CHICAGO, March 23 Rebel creditors of Peabody
Energy Corp's reorganization plan have said they
intend to appeal a bankruptcy judge's decision to allow the
world's largest private sector coal producer to exit Chapter 11
U.S. Bankruptcy Judge Barry Schermer in St. Louis approved
last week a plan by Peabody, which has valuable coal assets both
in the United States and Australia, to emerge from bankruptcy in
early April with about $2 billion of debt.
In a notice of appeal filed with the Bankruptcy Court in St.
Louis, about a dozen money managers who voted against the plan
asked an appellate court to review six issues decided by
Schermer in approving Peabody's reorganization.
Their complaints mostly center around the terms of a private

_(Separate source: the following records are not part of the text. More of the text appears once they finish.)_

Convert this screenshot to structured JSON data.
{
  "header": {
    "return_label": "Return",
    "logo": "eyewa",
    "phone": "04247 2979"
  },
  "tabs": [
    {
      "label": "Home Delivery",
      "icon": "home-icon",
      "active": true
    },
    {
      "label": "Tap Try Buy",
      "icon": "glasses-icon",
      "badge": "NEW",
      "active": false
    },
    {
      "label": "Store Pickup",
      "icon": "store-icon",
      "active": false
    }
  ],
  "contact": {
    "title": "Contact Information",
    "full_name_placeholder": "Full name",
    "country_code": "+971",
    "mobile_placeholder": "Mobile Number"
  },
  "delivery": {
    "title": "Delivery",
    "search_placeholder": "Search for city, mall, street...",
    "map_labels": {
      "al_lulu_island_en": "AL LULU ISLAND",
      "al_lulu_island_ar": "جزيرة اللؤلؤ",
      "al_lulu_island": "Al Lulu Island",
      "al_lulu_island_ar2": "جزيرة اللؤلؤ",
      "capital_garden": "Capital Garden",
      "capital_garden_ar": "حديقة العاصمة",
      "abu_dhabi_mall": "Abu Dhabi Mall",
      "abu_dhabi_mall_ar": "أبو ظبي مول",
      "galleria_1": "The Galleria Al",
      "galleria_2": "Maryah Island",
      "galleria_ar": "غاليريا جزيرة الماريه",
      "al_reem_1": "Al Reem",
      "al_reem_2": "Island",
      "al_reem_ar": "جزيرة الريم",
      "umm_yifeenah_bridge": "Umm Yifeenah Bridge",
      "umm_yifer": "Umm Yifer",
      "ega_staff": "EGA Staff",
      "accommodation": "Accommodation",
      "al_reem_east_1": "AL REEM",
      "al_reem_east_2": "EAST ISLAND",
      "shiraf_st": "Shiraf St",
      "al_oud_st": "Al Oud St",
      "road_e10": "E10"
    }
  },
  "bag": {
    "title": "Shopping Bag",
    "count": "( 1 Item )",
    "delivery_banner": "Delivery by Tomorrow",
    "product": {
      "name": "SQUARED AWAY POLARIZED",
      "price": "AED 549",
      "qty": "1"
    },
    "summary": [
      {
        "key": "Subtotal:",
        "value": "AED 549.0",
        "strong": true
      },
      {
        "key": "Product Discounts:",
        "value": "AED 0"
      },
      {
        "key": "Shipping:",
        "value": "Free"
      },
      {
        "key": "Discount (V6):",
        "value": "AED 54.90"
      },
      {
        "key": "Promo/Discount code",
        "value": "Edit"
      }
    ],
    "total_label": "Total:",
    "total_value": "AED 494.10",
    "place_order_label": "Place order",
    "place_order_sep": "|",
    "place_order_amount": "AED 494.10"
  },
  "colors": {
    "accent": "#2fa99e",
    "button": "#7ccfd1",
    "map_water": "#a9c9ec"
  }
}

stock sale that formed part of Peabody's plan to slash more than
$5 billion of debt and exit bankruptcy. To participate in the
private offering, Peabody required creditors to support the
reorganization plan. The objecting creditors have said this
"premature" buy-in violated the U.S. bankruptcy code.
In an e-mailed statement, Peabody said its reorganization
plan had received a creditor approval rate of 93 percent and
that it did not expect this appeal to derail its plans to emerge
from Chapter 11.
"The bar for appeals in these types of cases is typically
very high. Absent a court-ordered stay, we continue to expect to
emerge in early April," Peabody said.
A group of hedge funds, including Elliott Management and
Aurelius Capital Management, is expected to reap hundreds of
millions of dollars in gains from Peabody's $750 million private
placement of new shares at a 35 percent discount to the
estimated value of its reorganized stock.
(Reporting by Tracy Rucinski; Editing by Noeleen Walder and